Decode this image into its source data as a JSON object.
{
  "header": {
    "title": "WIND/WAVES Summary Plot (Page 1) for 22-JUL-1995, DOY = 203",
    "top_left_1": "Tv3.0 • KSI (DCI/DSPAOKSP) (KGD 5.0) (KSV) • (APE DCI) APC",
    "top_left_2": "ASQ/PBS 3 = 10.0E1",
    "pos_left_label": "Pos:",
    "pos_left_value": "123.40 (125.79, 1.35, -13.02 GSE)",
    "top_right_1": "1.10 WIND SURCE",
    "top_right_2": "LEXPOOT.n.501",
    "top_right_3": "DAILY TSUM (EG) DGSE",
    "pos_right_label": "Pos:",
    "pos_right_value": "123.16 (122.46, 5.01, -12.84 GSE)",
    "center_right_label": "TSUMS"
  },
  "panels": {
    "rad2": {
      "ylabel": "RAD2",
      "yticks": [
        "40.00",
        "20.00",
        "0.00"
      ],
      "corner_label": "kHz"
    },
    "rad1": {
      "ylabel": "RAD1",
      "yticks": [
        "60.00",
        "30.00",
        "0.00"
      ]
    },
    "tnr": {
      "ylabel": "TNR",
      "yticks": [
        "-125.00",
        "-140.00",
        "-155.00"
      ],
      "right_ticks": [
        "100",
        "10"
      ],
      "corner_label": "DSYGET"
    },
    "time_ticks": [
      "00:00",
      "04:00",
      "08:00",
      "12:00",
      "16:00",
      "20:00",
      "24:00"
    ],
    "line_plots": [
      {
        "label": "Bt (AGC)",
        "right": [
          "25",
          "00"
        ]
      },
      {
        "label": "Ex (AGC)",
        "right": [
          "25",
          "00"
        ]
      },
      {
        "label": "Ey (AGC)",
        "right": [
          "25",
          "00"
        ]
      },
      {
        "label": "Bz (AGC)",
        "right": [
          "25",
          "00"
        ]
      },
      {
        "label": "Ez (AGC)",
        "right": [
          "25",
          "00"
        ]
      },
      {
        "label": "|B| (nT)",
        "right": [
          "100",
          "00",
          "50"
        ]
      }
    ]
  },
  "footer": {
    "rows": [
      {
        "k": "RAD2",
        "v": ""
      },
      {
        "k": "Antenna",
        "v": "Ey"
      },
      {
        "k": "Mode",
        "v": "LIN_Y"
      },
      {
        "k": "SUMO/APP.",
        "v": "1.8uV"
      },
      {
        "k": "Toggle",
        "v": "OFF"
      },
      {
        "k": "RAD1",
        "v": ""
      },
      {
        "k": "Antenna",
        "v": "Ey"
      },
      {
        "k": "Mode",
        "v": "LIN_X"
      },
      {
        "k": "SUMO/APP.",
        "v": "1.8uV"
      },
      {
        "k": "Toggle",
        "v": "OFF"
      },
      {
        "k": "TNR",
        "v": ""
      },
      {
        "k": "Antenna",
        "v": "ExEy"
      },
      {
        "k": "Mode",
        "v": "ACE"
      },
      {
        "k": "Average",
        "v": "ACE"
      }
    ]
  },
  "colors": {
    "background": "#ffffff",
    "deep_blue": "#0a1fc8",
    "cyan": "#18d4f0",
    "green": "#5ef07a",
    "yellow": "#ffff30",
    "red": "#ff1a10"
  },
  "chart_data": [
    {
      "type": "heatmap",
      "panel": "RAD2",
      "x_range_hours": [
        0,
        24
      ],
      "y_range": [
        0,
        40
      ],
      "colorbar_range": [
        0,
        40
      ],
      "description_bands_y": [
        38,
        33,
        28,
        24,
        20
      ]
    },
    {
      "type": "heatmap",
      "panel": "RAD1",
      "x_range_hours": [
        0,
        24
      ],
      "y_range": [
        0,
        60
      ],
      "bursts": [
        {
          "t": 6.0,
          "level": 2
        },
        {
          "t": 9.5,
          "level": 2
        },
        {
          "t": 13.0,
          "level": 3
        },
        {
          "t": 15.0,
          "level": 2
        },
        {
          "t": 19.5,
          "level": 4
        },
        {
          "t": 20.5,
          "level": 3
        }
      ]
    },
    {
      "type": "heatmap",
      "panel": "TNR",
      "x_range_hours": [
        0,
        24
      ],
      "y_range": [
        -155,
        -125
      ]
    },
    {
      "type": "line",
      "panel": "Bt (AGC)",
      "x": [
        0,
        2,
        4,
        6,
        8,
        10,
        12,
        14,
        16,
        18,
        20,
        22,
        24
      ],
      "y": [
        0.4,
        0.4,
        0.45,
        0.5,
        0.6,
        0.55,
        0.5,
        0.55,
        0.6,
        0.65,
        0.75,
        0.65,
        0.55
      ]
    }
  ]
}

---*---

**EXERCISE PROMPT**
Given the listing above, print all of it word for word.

**EXERCISE RESULT**
Decode this image into its source data as a JSON object.
{
  "header": {
    "title": "WIND/WAVES Summary Plot (Page 1) for 22-JUL-1995, DOY = 203",
    "top_left_1": "Tv3.0 • KSI (DCI/DSPAOKSP) (KGD 5.0) (KSV) • (APE DCI) APC",
    "top_left_2": "ASQ/PBS 3 = 10.0E1",
    "pos_left_label": "Pos:",
    "pos_left_value": "123.40 (125.79, 1.35, -13.02 GSE)",
    "top_right_1": "1.10 WIND SURCE",
    "top_right_2": "LEXPOOT.n.501",
    "top_right_3": "DAILY TSUM (EG) DGSE",
    "pos_right_label": "Pos:",
    "pos_right_value": "123.16 (122.46, 5.01, -12.84 GSE)",
    "center_right_label": "TSUMS"
  },
  "panels": {
    "rad2": {
      "ylabel": "RAD2",
      "yticks": [
        "40.00",
        "20.00",
        "0.00"
      ],
      "corner_label": "kHz"
    },
    "rad1": {
      "ylabel": "RAD1",
      "yticks": [
        "60.00",
        "30.00",
        "0.00"
      ]
    },
    "tnr": {
      "ylabel": "TNR",
      "yticks": [
        "-125.00",
        "-140.00",
        "-155.00"
      ],
      "right_ticks": [
        "100",
        "10"
      ],
      "corner_label": "DSYGET"
    },
    "time_ticks": [
      "00:00",
      "04:00",
      "08:00",
      "12:00",
      "16:00",
      "20:00",
      "24:00"
    ],
    "line_plots": [
      {
        "label": "Bt (AGC)",
        "right": [
          "25",
          "00"
        ]
      },
      {
        "label": "Ex (AGC)",
        "right": [
          "25",
          "00"
        ]
      },
      {
        "label": "Ey (AGC)",
        "right": [
          "25",
          "00"
        ]
      },
      {
        "label": "Bz (AGC)",
        "right": [
          "25",
          "00"
        ]
      },
      {
        "label": "Ez (AGC)",
        "right": [
          "25",
          "00"
        ]
      },
      {
        "label": "|B| (nT)",
        "right": [
          "100",
          "00",
          "50"
        ]
      }
    ]
  },
  "footer": {
    "rows": [
      {
        "k": "RAD2",
        "v": ""
      },
      {
        "k": "Antenna",
        "v": "Ey"
      },
      {
        "k": "Mode",
        "v": "LIN_Y"
      },
      {
        "k": "SUMO/APP.",
        "v": "1.8uV"
      },
      {
        "k": "Toggle",
        "v": "OFF"
      },
      {
        "k": "RAD1",
        "v": ""
      },
      {
        "k": "Antenna",
        "v": "Ey"
      },
      {
        "k": "Mode",
        "v": "LIN_X"
      },
      {
        "k": "SUMO/APP.",
        "v": "1.8uV"
      },
      {
        "k": "Toggle",
        "v": "OFF"
      },
      {
        "k": "TNR",
        "v": ""
      },
      {
        "k": "Antenna",
        "v": "ExEy"
      },
      {
        "k": "Mode",
        "v": "ACE"
      },
      {
        "k": "Average",
        "v": "ACE"
      }
    ]
  },
  "colors": {
    "background": "#ffffff",
    "deep_blue": "#0a1fc8",
    "cyan": "#18d4f0",
    "green": "#5ef07a",
    "yellow": "#ffff30",
    "red": "#ff1a10"
  },
  "chart_data": [
    {
      "type": "heatmap",
      "panel": "RAD2",
      "x_range_hours": [
        0,
        24
      ],
      "y_range": [
        0,
        40
      ],
      "colorbar_range": [
        0,
        40
      ],
      "description_bands_y": [
        38,
        33,
        28,
        24,
        20
      ]
    },
    {
      "type": "heatmap",
      "panel": "RAD1",
      "x_range_hours": [
        0,
        24
      ],
      "y_range": [
        0,
        60
      ],
      "bursts": [
        {
          "t": 6.0,
          "level": 2
        },
        {
          "t": 9.5,
          "level": 2
        },
        {
          "t": 13.0,
          "level": 3
        },
        {
          "t": 15.0,
          "level": 2
        },
        {
          "t": 19.5,
          "level": 4
        },
        {
          "t": 20.5,
          "level": 3
        }
      ]
    },
    {
      "type": "heatmap",
      "panel": "TNR",
      "x_range_hours": [
        0,
        24
      ],
      "y_range": [
        -155,
        -125
      ]
    },
    {
      "type": "line",
      "panel": "Bt (AGC)",
      "x": [
        0,
        2,
        4,
        6,
        8,
        10,
        12,
        14,
        16,
        18,
        20,
        22,
        24
      ],
      "y": [
        0.4,
        0.4,
        0.45,
        0.5,
        0.6,
        0.55,
        0.5,
        0.55,
        0.6,
        0.65,
        0.75,
        0.65,
        0.55
      ]
    }
  ]
}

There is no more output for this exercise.